→ **REQUIREMENT**
Look over the entries that follow. Report how many lines contain "avatar", with nothing else.

(Web page and app entries)
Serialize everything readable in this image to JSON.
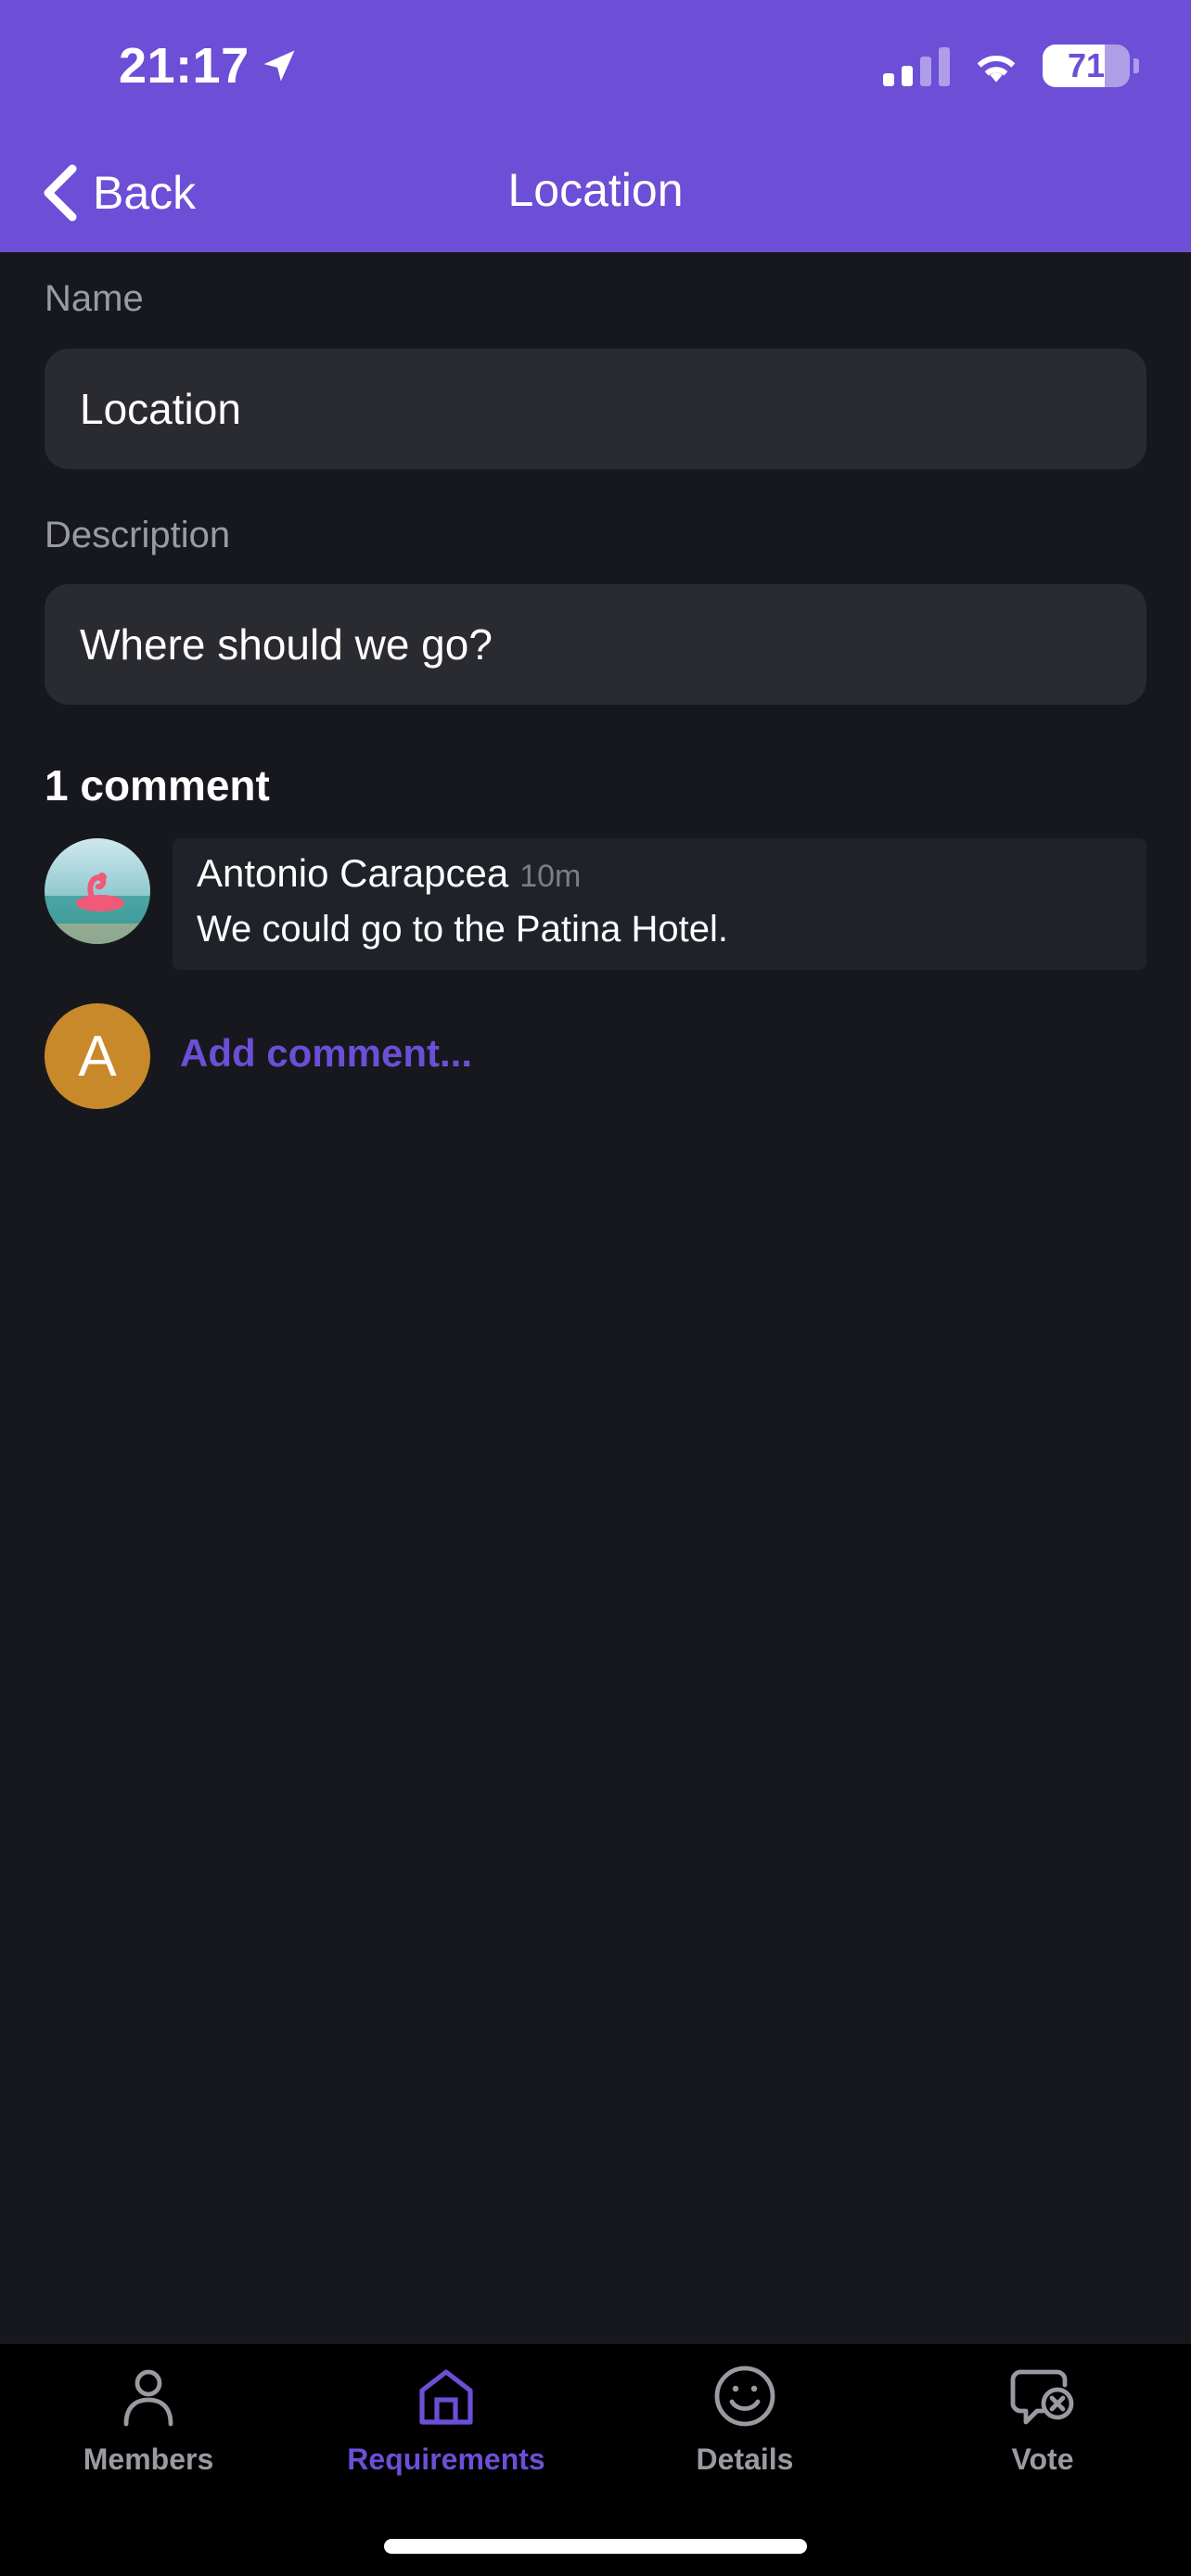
{
  "status_bar": {
    "time": "21:17",
    "battery": "71",
    "battery_fraction": 0.71
  },
  "header": {
    "back_label": "Back",
    "title": "Location"
  },
  "form": {
    "name_label": "Name",
    "name_value": "Location",
    "description_label": "Description",
    "description_value": "Where should we go?"
  },
  "comments": {
    "count_label": "1 comment",
    "items": [
      {
        "author": "Antonio Carapcea",
        "time": "10m",
        "text": "We could go to the Patina Hotel."
      }
    ],
    "current_user_initial": "A",
    "add_placeholder": "Add comment..."
  },
  "tabs": [
    {
      "label": "Members",
      "icon": "person-icon",
      "active": false
    },
    {
      "label": "Requirements",
      "icon": "home-icon",
      "active": true
    },
    {
      "label": "Details",
      "icon": "smiley-icon",
      "active": false
    },
    {
      "label": "Vote",
      "icon": "chat-bubble-x-icon",
      "active": false
    }
  ],
  "colors": {
    "accent": "#6c4fd6",
    "background": "#17181d",
    "field": "#2a2b30",
    "avatar": "#c8892a"
  }
}
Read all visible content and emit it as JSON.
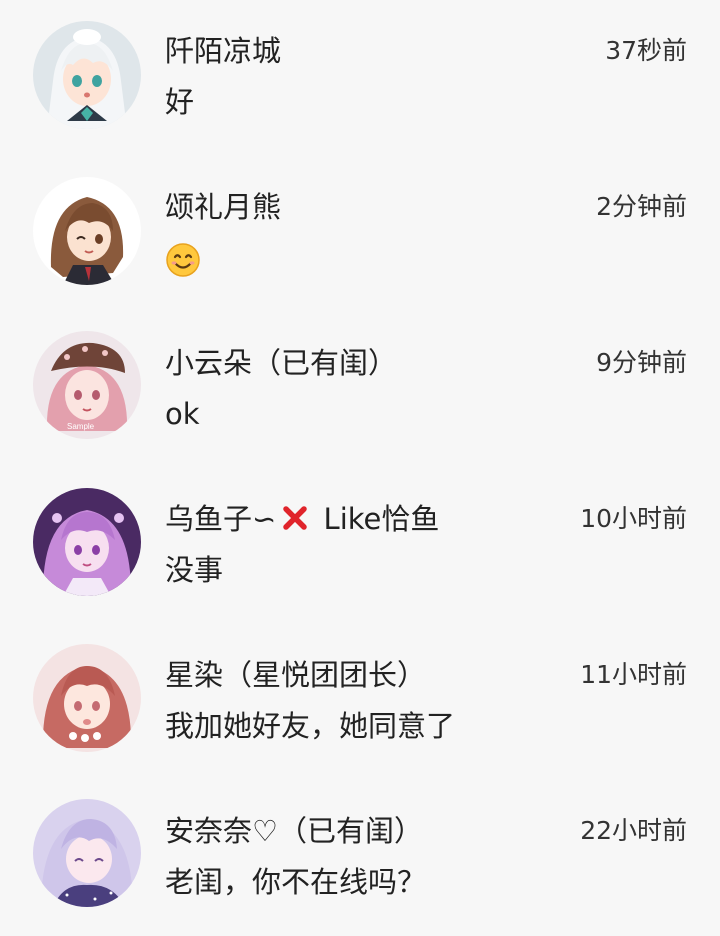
{
  "conversations": [
    {
      "name": "阡陌凉城",
      "time": "37秒前",
      "message": "好",
      "avatar_icon": "anime-girl-white-hair-avatar"
    },
    {
      "name": "颂礼月熊",
      "time": "2分钟前",
      "message": "",
      "message_emoji": "smiling-face-emoji",
      "avatar_icon": "anime-girl-brown-hair-wink-avatar"
    },
    {
      "name": "小云朵（已有闺）",
      "time": "9分钟前",
      "message": "ok",
      "avatar_icon": "anime-girl-pink-hair-beret-avatar"
    },
    {
      "name_prefix": "乌鱼子∽",
      "name_icon": "cross-mark-emoji",
      "name_suffix": " Like恰鱼",
      "time": "10小时前",
      "message": "没事",
      "avatar_icon": "anime-girl-purple-hair-avatar"
    },
    {
      "name": "星染（星悦团团长）",
      "time": "11小时前",
      "message": "我加她好友，她同意了",
      "avatar_icon": "anime-girl-red-hair-avatar"
    },
    {
      "name": "安奈奈♡（已有闺）",
      "time": "22小时前",
      "message": "老闺，你不在线吗？",
      "avatar_icon": "anime-girl-lavender-hair-avatar"
    }
  ],
  "colors": {
    "background": "#f7f7f7",
    "text": "#222222",
    "cross_mark": "#e0242b",
    "emoji_face": "#ffc83d"
  }
}
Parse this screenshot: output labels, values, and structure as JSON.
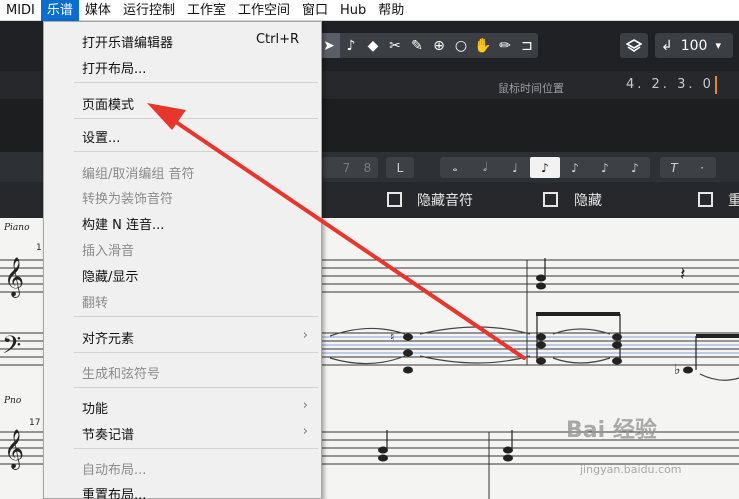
{
  "menubar": {
    "items": [
      {
        "label": "MIDI"
      },
      {
        "label": "乐谱",
        "active": true
      },
      {
        "label": "媒体"
      },
      {
        "label": "运行控制"
      },
      {
        "label": "工作室"
      },
      {
        "label": "工作空间"
      },
      {
        "label": "窗口"
      },
      {
        "label": "Hub"
      },
      {
        "label": "帮助"
      }
    ]
  },
  "toolbar": {
    "tools": [
      {
        "icon": "pointer-icon",
        "glyph": "➤"
      },
      {
        "icon": "note-icon",
        "glyph": "♪"
      },
      {
        "icon": "eraser-icon",
        "glyph": "◆"
      },
      {
        "icon": "scissors-icon",
        "glyph": "✂"
      },
      {
        "icon": "glue-icon",
        "glyph": "✎"
      },
      {
        "icon": "zoom-icon",
        "glyph": "⊕"
      },
      {
        "icon": "search-icon",
        "glyph": "○"
      },
      {
        "icon": "hand-icon",
        "glyph": "✋"
      },
      {
        "icon": "pencil-icon",
        "glyph": "✏"
      },
      {
        "icon": "split-icon",
        "glyph": "⊐"
      }
    ],
    "tempo_value": "100",
    "tempo_glyph": "↲",
    "dropdown_glyph": "▾"
  },
  "infobar": {
    "mouse_time_label": "鼠标时间位置",
    "mouse_time_value": "4. 2. 3.   0"
  },
  "notebar": {
    "numbers": [
      "7",
      "8"
    ],
    "l_label": "L",
    "notes": [
      "𝅝",
      "𝅗𝅥",
      "♩",
      "♪",
      "♪",
      "♪",
      "♪"
    ],
    "t_label": "T",
    "dot_label": "·"
  },
  "options": {
    "hide_notes_label": "隐藏音符",
    "hide_label": "隐藏",
    "last_label": "重"
  },
  "score": {
    "instrument1": "Piano",
    "instrument2": "Pno",
    "bar1": "1",
    "bar2": "17"
  },
  "dropdown": {
    "items": [
      {
        "label": "打开乐谱编辑器",
        "shortcut": "Ctrl+R",
        "disabled": false
      },
      {
        "label": "打开布局...",
        "disabled": false
      },
      {
        "label": "页面模式",
        "disabled": false
      },
      {
        "label": "设置...",
        "disabled": false
      },
      {
        "label": "编组/取消编组 音符",
        "disabled": true
      },
      {
        "label": "转换为装饰音符",
        "disabled": true
      },
      {
        "label": "构建 N 连音...",
        "disabled": false
      },
      {
        "label": "插入滑音",
        "disabled": true
      },
      {
        "label": "隐藏/显示",
        "disabled": false
      },
      {
        "label": "翻转",
        "disabled": true
      },
      {
        "label": "对齐元素",
        "submenu": true,
        "disabled": false
      },
      {
        "label": "生成和弦符号",
        "disabled": true
      },
      {
        "label": "功能",
        "submenu": true,
        "disabled": false
      },
      {
        "label": "节奏记谱",
        "submenu": true,
        "disabled": false
      },
      {
        "label": "自动布局...",
        "disabled": true
      },
      {
        "label": "重置布局...",
        "disabled": false
      }
    ],
    "submenu_arrow": "›"
  },
  "watermark": {
    "text": "Bai 经验",
    "url": "jingyan.baidu.com"
  },
  "colors": {
    "menu_highlight": "#0a6ed1",
    "annotation_arrow": "#e8362c"
  }
}
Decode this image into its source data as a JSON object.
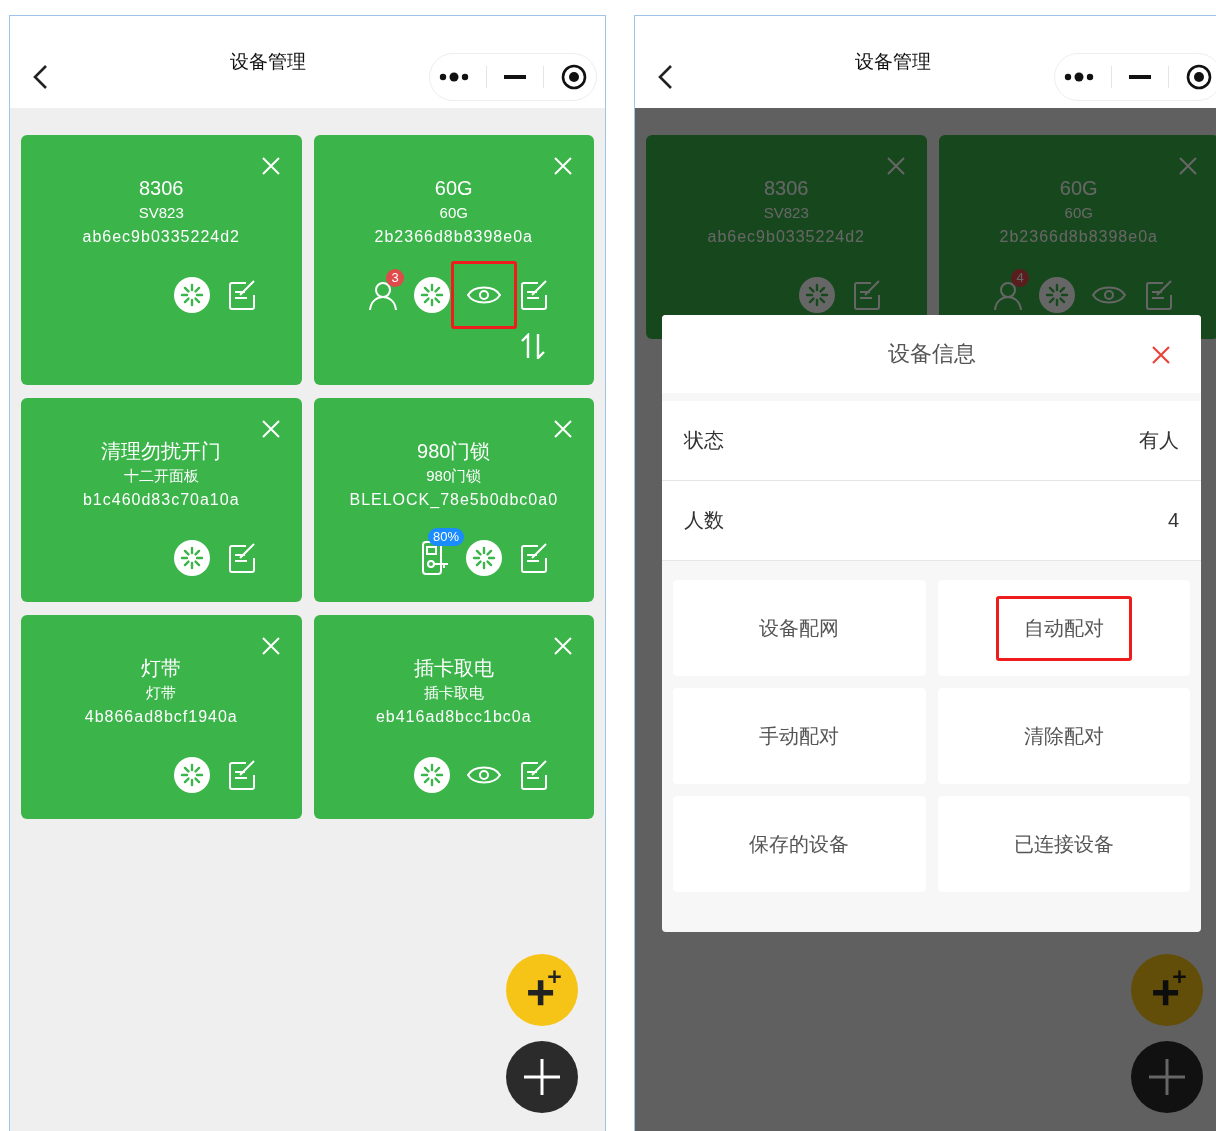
{
  "screens": [
    {
      "title": "设备管理",
      "devices": [
        {
          "name": "8306",
          "model": "SV823",
          "id": "ab6ec9b0335224d2",
          "icons": [
            {
              "kind": "aperture"
            },
            {
              "kind": "edit"
            }
          ],
          "sortable": false
        },
        {
          "name": "60G",
          "model": "60G",
          "id": "2b2366d8b8398e0a",
          "icons": [
            {
              "kind": "person",
              "badge": "3"
            },
            {
              "kind": "aperture"
            },
            {
              "kind": "eye",
              "highlighted": true
            },
            {
              "kind": "edit"
            }
          ],
          "sortable": true
        },
        {
          "name": "清理勿扰开门",
          "model": "十二开面板",
          "id": "b1c460d83c70a10a",
          "icons": [
            {
              "kind": "aperture"
            },
            {
              "kind": "edit"
            }
          ],
          "sortable": false
        },
        {
          "name": "980门锁",
          "model": "980门锁",
          "id": "BLELOCK_78e5b0dbc0a0",
          "icons": [
            {
              "kind": "lock",
              "badge": "80%"
            },
            {
              "kind": "aperture"
            },
            {
              "kind": "edit"
            }
          ],
          "sortable": false
        },
        {
          "name": "灯带",
          "model": "灯带",
          "id": "4b866ad8bcf1940a",
          "icons": [
            {
              "kind": "aperture"
            },
            {
              "kind": "edit"
            }
          ],
          "sortable": false
        },
        {
          "name": "插卡取电",
          "model": "插卡取电",
          "id": "eb416ad8bcc1bc0a",
          "icons": [
            {
              "kind": "aperture"
            },
            {
              "kind": "eye",
              "highlighted": false
            },
            {
              "kind": "edit"
            }
          ],
          "sortable": false
        }
      ],
      "fabs": [
        {
          "kind": "quick-add"
        },
        {
          "kind": "add"
        }
      ]
    },
    {
      "title": "设备管理",
      "devices": [
        {
          "name": "8306",
          "model": "SV823",
          "id": "ab6ec9b0335224d2",
          "icons": [
            {
              "kind": "aperture"
            },
            {
              "kind": "edit"
            }
          ],
          "sortable": false
        },
        {
          "name": "60G",
          "model": "60G",
          "id": "2b2366d8b8398e0a",
          "icons": [
            {
              "kind": "person",
              "badge": "4"
            },
            {
              "kind": "aperture"
            },
            {
              "kind": "eye",
              "highlighted": false
            },
            {
              "kind": "edit"
            }
          ],
          "sortable": false
        }
      ],
      "fabs": [
        {
          "kind": "quick-add"
        },
        {
          "kind": "add"
        }
      ],
      "modal": {
        "title": "设备信息",
        "rows": [
          {
            "label": "状态",
            "value": "有人"
          },
          {
            "label": "人数",
            "value": "4"
          }
        ],
        "actions": [
          {
            "label": "设备配网",
            "highlighted": false
          },
          {
            "label": "自动配对",
            "highlighted": true
          },
          {
            "label": "手动配对",
            "highlighted": false
          },
          {
            "label": "清除配对",
            "highlighted": false
          },
          {
            "label": "保存的设备",
            "highlighted": false
          },
          {
            "label": "已连接设备",
            "highlighted": false
          }
        ]
      }
    }
  ]
}
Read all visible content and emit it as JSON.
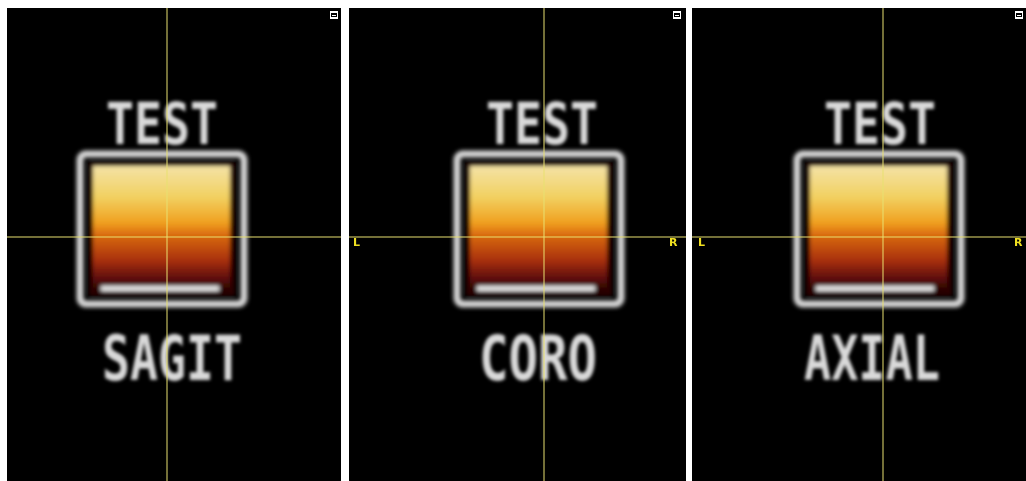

→ **OUTPUT BELOW**
7